Islamic State (ISIS/ISIL) jihadis in northern Syria have launched a campaign targeting the Kurdish-led Syrian Democratic Forces (SDF), an American ally, a U.K.-based monitor group warned on Tuesday.
Citing the Syrian Observatory for Human Rights (SOHR), which uses a network of sources on the ground to monitor the conflict, the Agency France-Presse (AFP) news agency described weekend clashes between ISIS and the SDF as “counter-attacks” mounted by ISIS “from their embattled holdout in eastern Syria.”
According to the Observatory, ISIS came out of its last stronghold on Friday to attack a region in northern Syria’s Deir Ezzor province near the Iraqi border where SDF fighters and U.S.-led coalition advisers are based.
The ISIS “counter-attacks targeted the villages of Al-Bahra and Gharanij and an area close to the Al-Tanak oilfield, which is commercially active but is also an SDF military position,” AFP noted.
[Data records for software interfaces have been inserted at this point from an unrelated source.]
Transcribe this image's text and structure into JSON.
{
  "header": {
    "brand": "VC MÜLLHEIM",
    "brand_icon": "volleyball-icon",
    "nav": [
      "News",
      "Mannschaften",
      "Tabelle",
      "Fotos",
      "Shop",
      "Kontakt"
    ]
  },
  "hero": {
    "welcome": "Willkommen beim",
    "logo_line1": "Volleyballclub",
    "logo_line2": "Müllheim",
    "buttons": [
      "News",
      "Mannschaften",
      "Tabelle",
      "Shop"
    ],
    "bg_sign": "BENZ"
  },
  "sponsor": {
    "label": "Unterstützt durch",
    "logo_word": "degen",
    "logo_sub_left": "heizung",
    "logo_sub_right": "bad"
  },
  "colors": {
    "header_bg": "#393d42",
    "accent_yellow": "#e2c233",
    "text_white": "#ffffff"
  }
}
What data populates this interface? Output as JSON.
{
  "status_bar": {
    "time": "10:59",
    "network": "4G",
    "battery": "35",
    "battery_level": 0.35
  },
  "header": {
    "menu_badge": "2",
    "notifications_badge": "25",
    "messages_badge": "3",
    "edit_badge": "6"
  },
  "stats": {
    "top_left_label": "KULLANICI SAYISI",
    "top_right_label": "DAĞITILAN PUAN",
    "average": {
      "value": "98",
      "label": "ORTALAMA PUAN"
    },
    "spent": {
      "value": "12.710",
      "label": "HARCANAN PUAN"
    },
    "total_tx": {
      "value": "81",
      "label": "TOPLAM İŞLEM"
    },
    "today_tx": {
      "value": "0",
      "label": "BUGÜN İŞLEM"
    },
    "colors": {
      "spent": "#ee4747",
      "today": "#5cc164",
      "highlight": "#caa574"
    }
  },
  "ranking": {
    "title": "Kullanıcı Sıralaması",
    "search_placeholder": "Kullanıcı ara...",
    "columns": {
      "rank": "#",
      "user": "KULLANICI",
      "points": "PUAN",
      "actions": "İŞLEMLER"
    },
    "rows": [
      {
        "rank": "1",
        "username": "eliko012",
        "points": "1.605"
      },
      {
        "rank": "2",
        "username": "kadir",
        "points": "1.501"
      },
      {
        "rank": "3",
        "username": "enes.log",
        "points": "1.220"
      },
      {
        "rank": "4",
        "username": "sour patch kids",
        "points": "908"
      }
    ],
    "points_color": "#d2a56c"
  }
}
SOHR revealed on Monday that SDF fatalities from the fight “rose to at least 92” while the deaths suffered by ISIS reached 61.
The Observatory added that the ISIS attack on the SDF, the subsequent U.S.-led coalition airstrikes, and “booby-trapped vehicle explosions” reportedly killed at least 51 civilians, including 19 children and 12 women, over the weekend.
On Tuesday, the monitor group noted that ISIS cells continued to target the Kurdish People’s Protection Units (YPG)-led SDF forces.
Maj. Gen. Christopher Ghika, the deputy commanding general of the U.S.-led coalition’s mission against ISIS, declared in a statement issued on Sunday, “The presence of one ISIS terrorist anywhere is too many, but at this point in the operation, there are not enough ISIS to make any significant or lasting gains.”
The U.S.-led coalition reported that U.S.-backed Kurdish forces had “repelled a coordinated attack by ISIS” in Deir Ezzor province, adding:
[U.S.-led coalition] forces are employing combined fires, including indirect fire and close air support in support of Syrian Democratic Force partners, in order to contain ISIS in the last remaining territory they currently hold. Additionally, units from the Iraqi Security Forces are coordinating their efforts by defending the shared border with Syria to prevent ISIS forces from escaping back into Iraq.
ISIS took advantage of inclement weather and navigated among civilian populations as cover in an attempt to break out of their fighting positions within the MERV [Middle Euphrates River Valley].
The Observatory noted that since September 10 alone, ISIS has lost 739 jihadists, the SDF has suffered 452 fatalities, and clashes have killed at least 284 civilians, including 101 children and 69 women in northern Syria.
Referring to the latest clashes, the monitor group noted:
The Syrian Observatory monitored a state of discontent in the ranks of the [U.S.-backed] military forces located in the vicinity of ISIS enclave on the eastern banks of Euphrates River, where reliable sources confirmed that resentment came in the wake of the attack that took place after “the Islamic State Organization” went around sites reinforced by the Syria Democratic Forces in larger numbers of fighters in the last days before the attack.
ISIS jihadis stormed the Kurdish-held territory in “the desert and closed the roads to the front lines, which caused SDF members to [withdraw] from their positions on the front lines, fearing that they would be trapped or killed by the [jihadi] organization,” SOHR noted.
Some SDF fighters who fled the battle reportedly “took refuge in the desert, and some of them stayed there for more than 36 hours,” the Observatory learned from unnamed sources.
“More than 500” ISIS jihadis attacked the U.S.-backed fighters, mainly using “motorcycles carrying medium and heavy machine guns, followed by armored vehicles.”
The Observatory revealed the SDF has deployed reinforcement, numbering more than 1,000 fighters.
This month, the office of the inspector general at the U.S. Department of Defense (DOD), reported, “ISIS has lost all territory it held in Iraq and remained in control of only one percent of [the] territory it once held in Syria.” However, the DoD and a report produced by a United Nations Security Council monitoring committee stated that an effective clandestine ISIS organization has moved underground and is acting as an insurgency in both countries.
In late October, ISIS killed at least 40 U.S.-backed Kurdish fighters in northern Syria and re-conquered several areas they lost earlier that month near the Iraqi border.
The U.S.-led coalition noted that an estimated 2,000 ISIS jihadis remain in northern Syria.
Since May 2018, the U.S.-led coalition has been working to defeat the final remnants of ISIS in Iraq and Syria under Operation Roundup.